It means that there is probably a Poplar tree or two in the nearby area, and this is the time of year when they generate huge amounts of seed.
Being a wind-germinated plant (as opposed to one germinated by flying insects) they don't bother with showy flowers, so you might not even be aware that they have flowers at all - and their seeds, like those of the common Dandelion, have a wispy parachute of fine fibres, which help them to float on the wind and spread the seed away from the parent plant. This is why many of the Poplars - particularly the Black Poplar, Populus nigra - are known in America as Cottonwood trees.
Luckily for us, most Poplars are dioecious, which means that one tree will have male flowers, and another will have female flowers: so not all Poplars produce seed, and if a tree with “female” flowers is not sufficiently close to a tree with “male” flowers to be pollinated, it won't produce seed. In some parts of America it is actually forbidden to plant female Poplars, presumably to stop the country being over-run with them: so they can plant male trees, and enjoy the benefits of the tree, without having to weed out millions of Poplar seedlings.
In case you are now wondering why we are not also surrounded by Poplar thickets, the seeds are so tiny that they don't contain much of a food reserve, and they rely on landing in moist swampy soil, where they can germinate immediately. In the UK, we don't have many swampy areas - but where we do, you can probably find large stands of Poplar!
If you want to locate the trees which are dropping this fluff all over your garden, look upwards for large, stately trees whose leaves appear to twinkle on the branches. Poplar leaves have long petioles (botany-speak for “stalk”) which are flattened, not round: so the leaves can wobble easily, which gives the twinkling effect. The most dramatic of these is the Aspen, Popular tremula, whose leaves flutter in the slightest breeze...but they all do it, and if you take hold of a leaf, you can feel for yourself how flattened the petiole is.

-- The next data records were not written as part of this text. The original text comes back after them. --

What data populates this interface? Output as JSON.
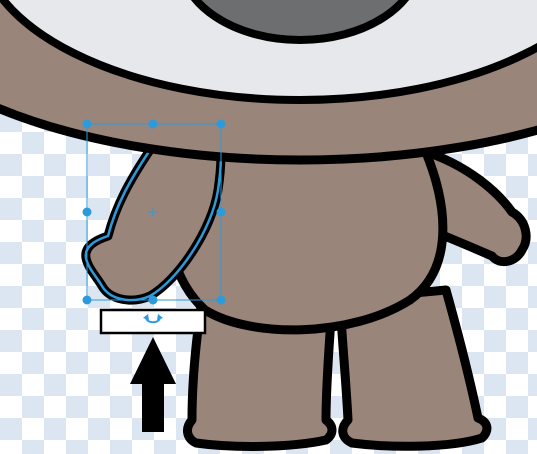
{
  "editor": {
    "tool_hint": "",
    "colors": {
      "checker_light": "#ffffff",
      "checker_dark": "#dce6f2",
      "body_fill": "#9a857b",
      "outline": "#000000",
      "head_fill": "#e6e8eb",
      "eye_fill": "#6d6e70",
      "selection": "#2d9bdb"
    },
    "icons": {
      "rotate": "rotate-icon",
      "pointer_arrow": "arrow-up-icon"
    }
  }
}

Another tree which produces large amounts of fluffy seed is the Willow, so it's no surprise to learn that both Poplar and Willow are in the same botanical family, Salicaceae. And both of them are known to be Hay Fever triggers, so if you suffer from allergies, and you see what looks like a thin layer of snow on the street in the middle of June: try to stay away from it!